A person does not have to be totally blind; although if a person has too much vision, they may not be accepted into a program as too much vision may interfere with the handler’s ability to let the dog lead.

If the person does still have significant vision, but has an eye disease that is progressive, they may be blindfolded to help them learn to trust the dog to lead. it is up to the guide dog school to determine if the person is appropriate for a guide dog.

  1. A guide dog is always in harness and is used even in the home environment.

Guide dogs are not in harness at home and are treated very much like pet dogs (with some exceptions), when they are not working.

  1. The dog knows when the stop light changes.

The dog does not know when the light turns from red to green. This is the handler’s responsibility to know when it is safe to cross a street.

  1. Guide dogs must have a certification in order to be allowed into public places.

The Americans with Disabilities Act does not require guide dogs to be certified, however some guide dog schools will issue a certificate or a registration for their clients.

Some online websites are issuing certificates for a fee to register a dog as a service animal. These online certifications sites are not requiring their customers to prove any sort of formal training. Since the ADA does not require a certification, these paid certificates are not necessary and are enabling others to bring pet dogs into areas where only trained guide dogs are permitted to go.

  1. A guide dog must fly in the baggage compartment on an airplane.

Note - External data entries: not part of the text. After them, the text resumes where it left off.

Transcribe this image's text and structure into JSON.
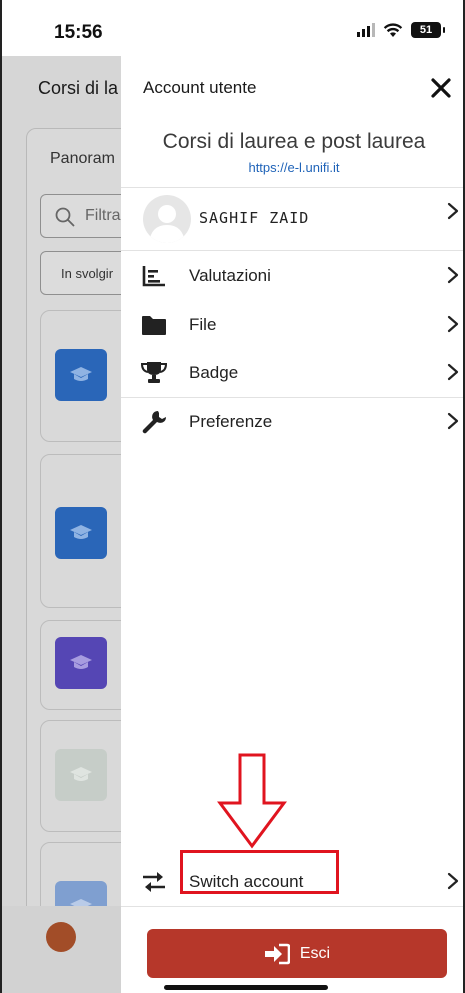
{
  "status_bar": {
    "time": "15:56",
    "battery": "51"
  },
  "background": {
    "title": "Corsi di la",
    "tab": "Panoram",
    "filter_placeholder": "Filtra",
    "select_value": "In svolgir"
  },
  "drawer": {
    "title": "Account utente",
    "site_name": "Corsi di laurea e post laurea",
    "site_url": "https://e-l.unifi.it",
    "user_name": "SAGHIF ZAID",
    "menu": [
      {
        "label": "Valutazioni",
        "icon": "grades-icon"
      },
      {
        "label": "File",
        "icon": "folder-icon"
      },
      {
        "label": "Badge",
        "icon": "trophy-icon"
      },
      {
        "label": "Preferenze",
        "icon": "wrench-icon"
      }
    ],
    "switch_account_label": "Switch account",
    "logout_label": "Esci"
  },
  "colors": {
    "logout": "#b6372a",
    "highlight": "#e0141f",
    "link": "#1f63b8",
    "course_blue": "#2a66b8",
    "course_purple": "#5546b4"
  }
}
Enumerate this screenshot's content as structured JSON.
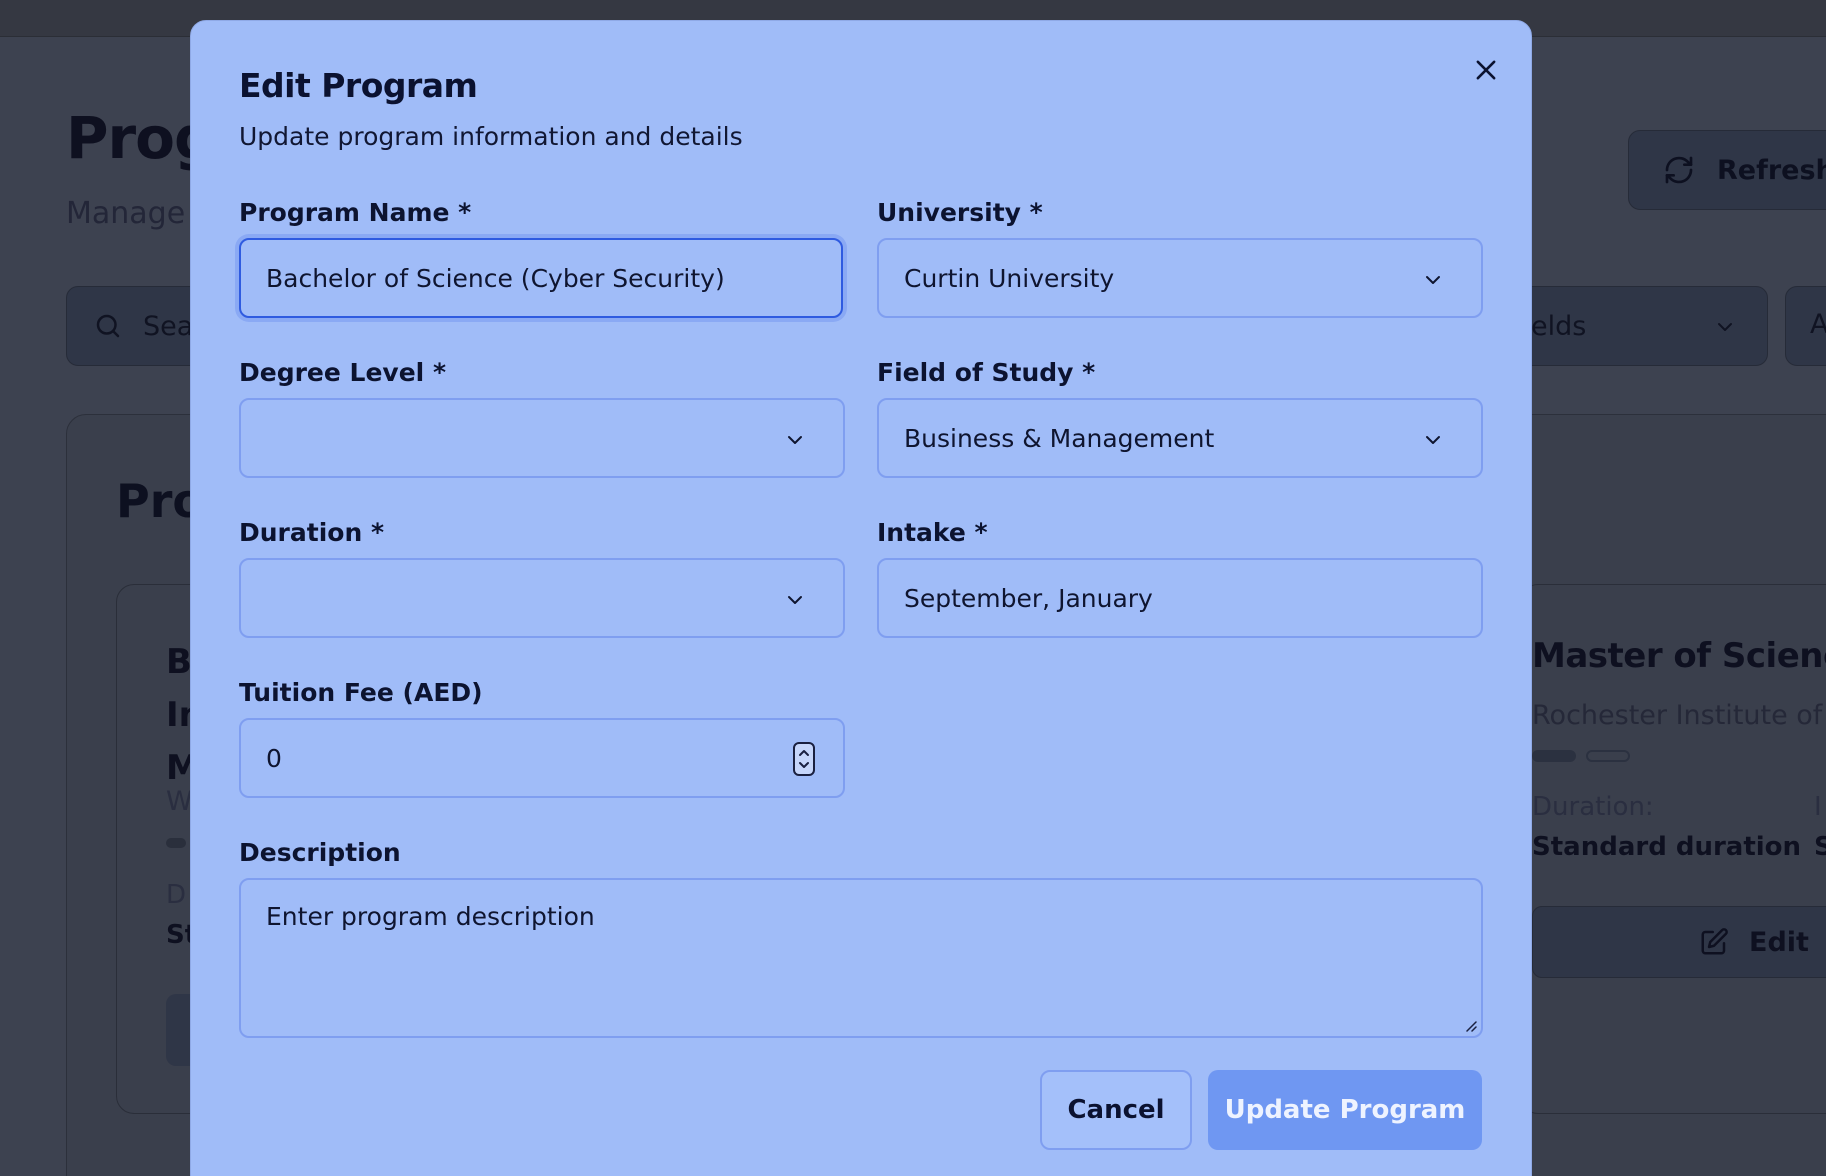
{
  "background": {
    "page_title": "Prog",
    "page_subtitle": "Manage",
    "refresh_label": "Refresh",
    "search_placeholder": "Sea",
    "filter_label": "elds",
    "filter2_label": "A",
    "panel_title": "Pro",
    "left_card": {
      "title_lines": [
        "B",
        "In",
        "M"
      ],
      "sub": "W",
      "duration_label": "D",
      "duration_value": "St"
    },
    "right_card": {
      "title": "Master of Science in",
      "university": "Rochester Institute of Te",
      "duration_label": "Duration:",
      "duration_value": "Standard duration",
      "intake_label": "I",
      "intake_value": "S",
      "edit_label": "Edit"
    }
  },
  "modal": {
    "title": "Edit Program",
    "subtitle": "Update program information and details",
    "fields": {
      "program_name": {
        "label": "Program Name *",
        "value": "Bachelor of Science (Cyber Security)"
      },
      "university": {
        "label": "University *",
        "value": "Curtin University"
      },
      "degree_level": {
        "label": "Degree Level *",
        "value": ""
      },
      "field_of_study": {
        "label": "Field of Study *",
        "value": "Business & Management"
      },
      "duration": {
        "label": "Duration *",
        "value": ""
      },
      "intake": {
        "label": "Intake *",
        "value": "September, January"
      },
      "tuition_fee": {
        "label": "Tuition Fee (AED)",
        "value": "0"
      },
      "description": {
        "label": "Description",
        "placeholder": "Enter program description"
      }
    },
    "buttons": {
      "cancel": "Cancel",
      "update": "Update Program"
    }
  },
  "colors": {
    "modal_bg": "#a0bcf8",
    "primary_button": "#6f97f2",
    "focus_ring": "#2f5be0"
  }
}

A guide dog will accompany their handler into the airplane’s passenger cabin and lay at the handler’s feet during the flight.

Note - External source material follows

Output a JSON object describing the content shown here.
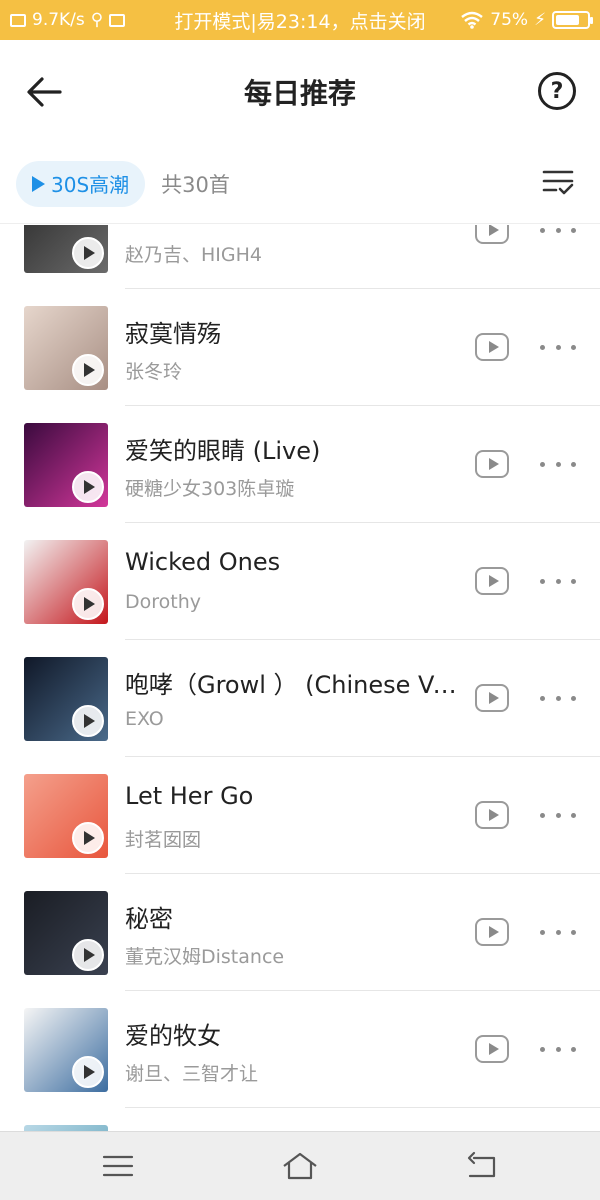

  1. Guide dogs are also called “seeing eye dogs.”

The term “seeing eye dog” has been generalized over the years to mean all dogs that lead the blind, however, a “Seeing Eye Dog” is a dog that has been trained by the Seeing Eye, a guide dog school located in Morristown, NJ.


Things to Keep in Mind When You Meet a Guide Dog Team

  1. When a guide dog is in harness, the dog is working. People should not distract the dog in any way as it may interfere with the dog’s ability to guide safely.
  2. Never provide food or a treat to a guide dog as it may interfere with the dog’s relieving schedule or upset their digestive system.
  3. Never call out to a dog while it is working. This can cause the dog to become distracted and lose concentration putting the handler and dog at risk.
  4. Ask the handler first if you can pet their guide, and only when it is not working. Some handlers will let you pet their dog, but may ask the dog to sit before you do so. Other handlers may not be open to this as their dog may become solicitous and they do not want to encourage this type of behavior. Please respect the handler’s decision on how they handle their guide.


International Guide Dog Federation: Membership organization of guide dog schools who insure high quality standards are maintained through accreditation.

Guide Dog Users, Inc.: Provides a listing of schools, their philosophies and general information.

National Association of Guide Dog Users: Provides information on guide dog training programs, access information and advocacy resources.

International Association of Assistance Dog Partners